60Rikkers LF. Definitive therapy for variceal bleeding: A personal view. Am J Surg 1990: 160:80-5.
61Terblanche J. Burroughs AK, Hobbs KEF. Controver­sies in the management of bleeding esophageal varices. N Engl J Med 1989; 320:1393-8.
62Terblanche J. The surgeon's role in the management of portal hypertension. Ann Surg 1989; 209:381-95.
63Paquet KH. Prophylactic endoscopic sclerosing treat­ment of esophageal wall in varices: A prospective con­trolled randomized trial. Endoscopy 1982: 14:4-5.
64Witzel L, Wolbergs E, Merki H. Prophylactic endoscopic sclerotherapy of esophageal varices. Lancet 1985; 1:773-­6.
65Koch H, Hennig H, Grim H, et al. Prophylactic scleros­ing of esophageal varices: results of a prospective con­trolled trial. Endoscopy 1986; 18:40-3.
66Sauerbruch T, Wotzka R, Kopcke W, et al. Prophylactic sclerotherapy before the first episode of variceal hemor­rhage in patients with cirrhosis. N EngI J Med 1988: 319:8-15.
67Santangelo WC, Dueno MI, Estes BL, et al. Prophylactic sclerotherapy of large esophageal varices. N Engl J Med 1988;318:814-8.
68Scherlock S. Esophageal varices. Am J Surg 1990; 160:9­13.
69Lebrec D. Hillon P, Munoz C, et al. The effect of prop­anol on portal hypertension in patients with cirrhosis: A hemodynamic study Hepatology 1982; 2:523-7.
70Lebrec D, B-Blockers and portal hypertension, hemodynamic effect and prevention of recurrent gas­trointestinal bleeding. Hepato-gastroenterol 1990; 37:556-60.
71Vorobioff J, Picabea E, Villavicencio R, et al. acute and chronic hemodynamic effects of propranolol in unselected cirrhotic patients. Hepatology 1987:7:648-53.
72Pascal JP, Cales P. Multicenter study Group. Prop­ranolol in the prevention of first upper gastrointestinal tract hemorrhage in patients with cirrhosis of the liver and esophageal varices. N Engl J Med 1987: 317:856-61.

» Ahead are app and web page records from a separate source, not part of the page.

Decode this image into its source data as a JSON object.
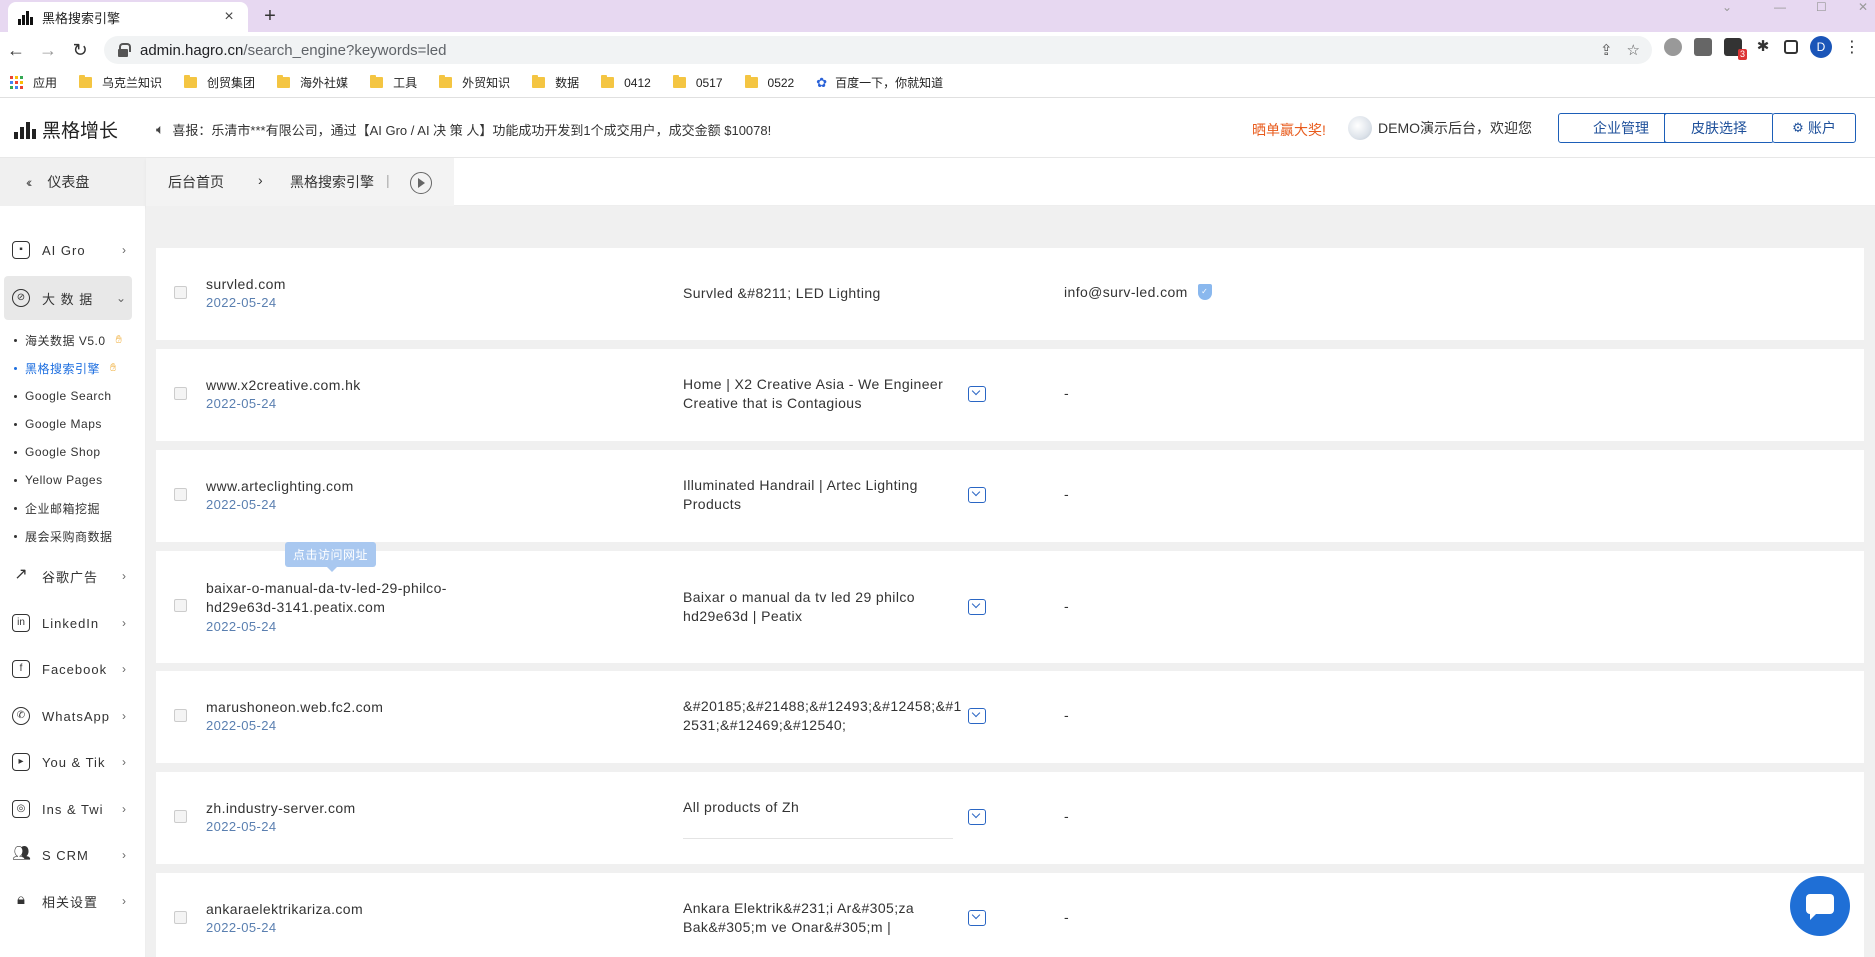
{
  "browser": {
    "tab_title": "黑格搜索引擎",
    "tab_close": "×",
    "new_tab": "+",
    "url_host": "admin.hagro.cn",
    "url_path": "/search_engine?keywords=led",
    "profile_initial": "D",
    "ext_badge": "3"
  },
  "bookmarks": [
    {
      "label": "应用",
      "icon": "apps-grid-icon"
    },
    {
      "label": "乌克兰知识",
      "icon": "folder-icon"
    },
    {
      "label": "创贸集团",
      "icon": "folder-icon"
    },
    {
      "label": "海外社媒",
      "icon": "folder-icon"
    },
    {
      "label": "工具",
      "icon": "folder-icon"
    },
    {
      "label": "外贸知识",
      "icon": "folder-icon"
    },
    {
      "label": "数据",
      "icon": "folder-icon"
    },
    {
      "label": "0412",
      "icon": "folder-icon"
    },
    {
      "label": "0517",
      "icon": "folder-icon"
    },
    {
      "label": "0522",
      "icon": "folder-icon"
    },
    {
      "label": "百度一下，你就知道",
      "icon": "baidu-paw-icon"
    }
  ],
  "header": {
    "logo_text": "黑格增长",
    "announcement": "喜报：乐清市***有限公司，通过【AI Gro / AI 决 策 人】功能成功开发到1个成交用户，成交金额 $10078!",
    "promo": "晒单赢大奖!",
    "welcome": "DEMO演示后台，欢迎您",
    "btn_company": "企业管理",
    "btn_skin": "皮肤选择",
    "btn_account": "账户"
  },
  "sidebar": {
    "dashboard": "仪表盘",
    "menu": [
      {
        "label": "AI Gro",
        "icon": "chip-icon"
      },
      {
        "label": "大 数 据",
        "icon": "compass-icon"
      },
      {
        "label": "谷歌广告",
        "icon": "trend-icon"
      },
      {
        "label": "LinkedIn",
        "icon": "linkedin-icon"
      },
      {
        "label": "Facebook",
        "icon": "facebook-icon"
      },
      {
        "label": "WhatsApp",
        "icon": "whatsapp-icon"
      },
      {
        "label": "You & Tik",
        "icon": "youtube-icon"
      },
      {
        "label": "Ins & Twi",
        "icon": "instagram-icon"
      },
      {
        "label": "S CRM",
        "icon": "users-icon"
      },
      {
        "label": "相关设置",
        "icon": "lock-icon"
      }
    ],
    "sub_items": [
      {
        "label": "海关数据 V5.0"
      },
      {
        "label": "黑格搜索引擎"
      },
      {
        "label": "Google Search"
      },
      {
        "label": "Google Maps"
      },
      {
        "label": "Google Shop"
      },
      {
        "label": "Yellow Pages"
      },
      {
        "label": "企业邮箱挖掘"
      },
      {
        "label": "展会采购商数据"
      }
    ]
  },
  "breadcrumb": {
    "home": "后台首页",
    "sep": "›",
    "current": "黑格搜索引擎",
    "pipe": "|"
  },
  "tooltip": "点击访问网址",
  "results": [
    {
      "domain": "survled.com",
      "date": "2022-05-24",
      "title": "Survled &#8211; LED Lighting",
      "email": "info@surv-led.com"
    },
    {
      "domain": "www.x2creative.com.hk",
      "date": "2022-05-24",
      "title": "Home | X2 Creative Asia - We Engineer Creative that is Contagious",
      "email": "-"
    },
    {
      "domain": "www.arteclighting.com",
      "date": "2022-05-24",
      "title": "Illuminated Handrail | Artec Lighting Products",
      "email": "-"
    },
    {
      "domain": "baixar-o-manual-da-tv-led-29-philco-hd29e63d-3141.peatix.com",
      "date": "2022-05-24",
      "title": "Baixar o manual da tv led 29 philco hd29e63d | Peatix",
      "email": "-"
    },
    {
      "domain": "marushoneon.web.fc2.com",
      "date": "2022-05-24",
      "title": "&#20185;&#21488;&#12493;&#12458;&#12531;&#12469;&#12540;",
      "email": "-"
    },
    {
      "domain": "zh.industry-server.com",
      "date": "2022-05-24",
      "title": "All products of Zh",
      "email": "-"
    },
    {
      "domain": "ankaraelektrikariza.com",
      "date": "2022-05-24",
      "title": "Ankara Elektrik&#231;i Ar&#305;za Bak&#305;m ve Onar&#305;m |",
      "email": "-"
    }
  ]
}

73Conn Ho, Grace ND, Bosch J, et al. Propranolol in the prevention of the first hemorrhage from esophagogastric varices: A multicenter, randomized clinical trial. Hepatology 1991; 13:902-12.
74Genecin P, Groszman RJ. Portal hypertension in Schiff L, Schiff ER (Eds). Diseases of the liver. JP Lippincott Company, Philadelphia 1993:935-73.